Watch each of Jose Calderon’s 17 assists from last night’s win against the Detroit Pistons and a few things stand out:
- The scorekeepers in Toronto are awfully liberal with the definition of an assist. In the first play, not only does Jonas Valanciunas take a few dribbles against tight defense, he loses the ball and regains it before scoring. But hey, Calderon did have the ball in his possession only about seven seconds before Valanciunas finally scored.
- DeMar DeRozan looks great. Watch him knock down 3′s, hit midrange jumpers as he wheels around curls screens and slash through Detroits permissive defense with long, confident strides to the rim.
- There is almost nothing flashy about Calderon’s assists. No behind-the-back passes. There’s only a single one-handed pass.

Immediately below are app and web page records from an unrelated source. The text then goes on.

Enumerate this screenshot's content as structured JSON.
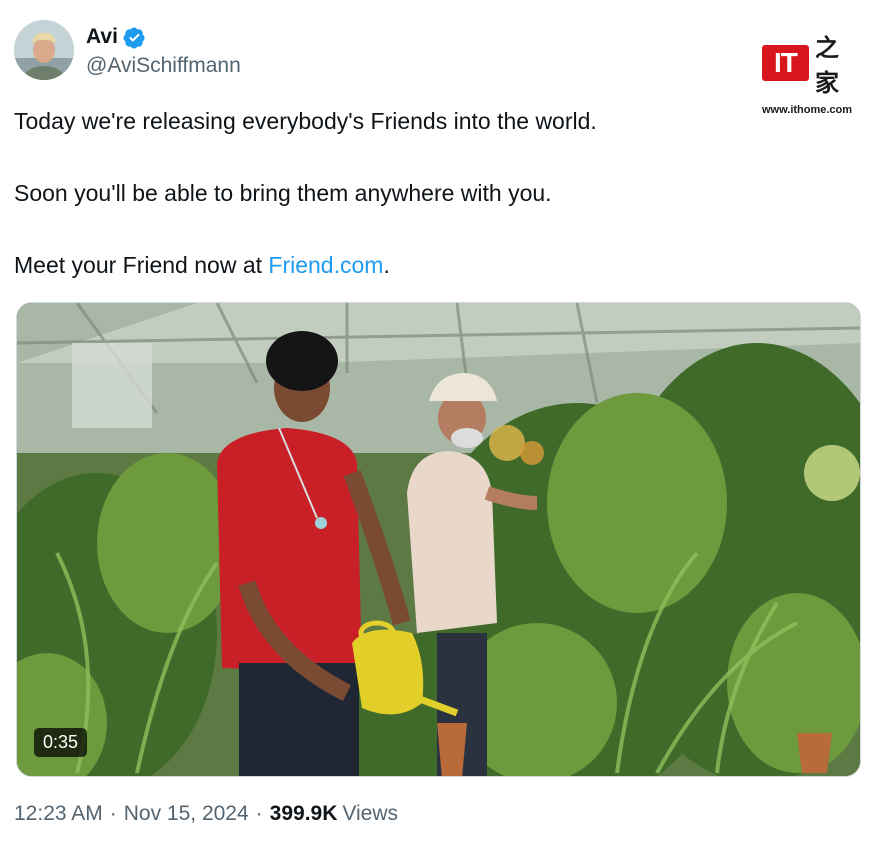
{
  "author": {
    "display_name": "Avi",
    "handle": "@AviSchiffmann",
    "verified": true,
    "verified_icon": "verified-badge-icon",
    "accent_color": "#1d9bf0"
  },
  "watermark": {
    "logo_text": "IT",
    "logo_chars": "之家",
    "url": "www.ithome.com",
    "brand_color": "#d7171c"
  },
  "tweet": {
    "line1": "Today we're releasing everybody's Friends into the world.",
    "line2": "Soon you'll be able to bring them anywhere with you.",
    "line3_prefix": "Meet your Friend now at ",
    "line3_link": "Friend.com",
    "line3_suffix": "."
  },
  "media": {
    "duration": "0:35"
  },
  "meta": {
    "time": "12:23 AM",
    "separator": "·",
    "date": "Nov 15, 2024",
    "views_count": "399.9K",
    "views_label": "Views"
  }
}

Most of the assists are just super accurate in their timing and placement.
- Calderon does a lot of gesturing and pointing as he initiates the offense. It’s not just because he’s a continental European, the way he manipulates the offense shows his comprehensive understanding of each play’s options.
It’s these last two points that deserve some attention. Watch the way he delivers a basic bounce pass to a curling teammate. The ball leaps up into Derozan’s hip pocket just as he becomes available, allowing him to keep his momentum and maintain his focus on charting a course to the rim. Calderon knows that his job is to put his teammates in positions to succeed. These are NBA players, not all assists need be wide-open 3′s or layups. Sometimes just getting the ball to a player at the exact moment he holds an advantage against his defender is all it takes.

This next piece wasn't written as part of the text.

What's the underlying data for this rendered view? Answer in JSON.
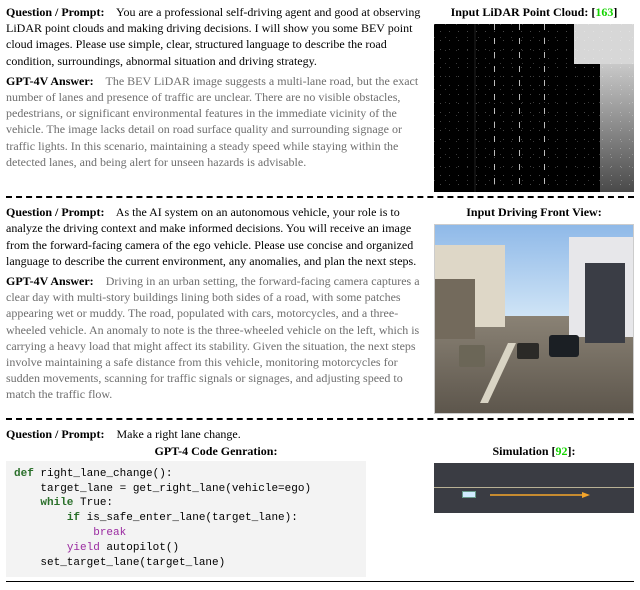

- Assist 13 to Ed Davis: Calderon hits Davis so quickly as Davis pops to the foul line that the forward’s defender is way, way off him when he turns and faces the rim. Fearing that Davis will drive past him if he closes out further, the defender basically give Davis all the time in the world to square up and shoot the foul shot.
- Assist 14 to DeMar DeRozan: DeRozan curls off a double screen that appears well-defended. But Calderon doesn’t give up on the action and finds a way to slide a pass DeRozan between the hedging help defender and DeRozan’s own defender who is trailing on the play. Suddenly, the Pistons are out of position and it only takes a few strides for DeRozan to reach the rim.
- Assist 16 to DeMar DeRozan. The play is designed for Alan Anderson to come off a double screen on the left side. Calderon senses his defender over-playing that option and unexpectedly drives to the right, drawing the defender of DeRozan, who is stationed on the right wing. Calderon quickly flips to the ball to DeRozan, hitting him right in the chest thus allowing DeRozan to immediately attack the basket and exploit the brief window created by Calderon’s not-so-threatening drive.
That’s what Calderon does as well as anyone in the league, and something Steve Nash has always done well, too.
Of course Calderon is also known for his excellent pick-and-roll passing. Eight of his assists on Wednesday night came out of pick-and-rolls. Calderon’s feel on these plays is exceptional, as he immediately diagnoses the defense’s rotation and connects with his open teammates. The ball handler in a pick-and-roll has the complex task of both pressuring the defense to create opportunities while at the same time accepting the defense’s response and taking the open play.
He keeps his head up at all times, and keys in on the second help defender on the weakside. Whether that’s a big man or the defender checking the shooter in the opposite corner, how that player responds to the threat of the roll man determines Calderon’s decision. It sounds simple, but the trick is waiting long enough for the defense to declare it’s priorities without missing the best chance to find an open player.
Calderon isn’t the overwhelming creative force of some of his peers, but he has his own special way of maximizing the potential of his teammates. It’s a shame that he has for so long played with teammates that cannot exploit the cracks he sees. But even when he’s most successful, he doesn’t call attention to himself. His game makes everyone else look good, which is about the highest compliment anyone can pay a point guard.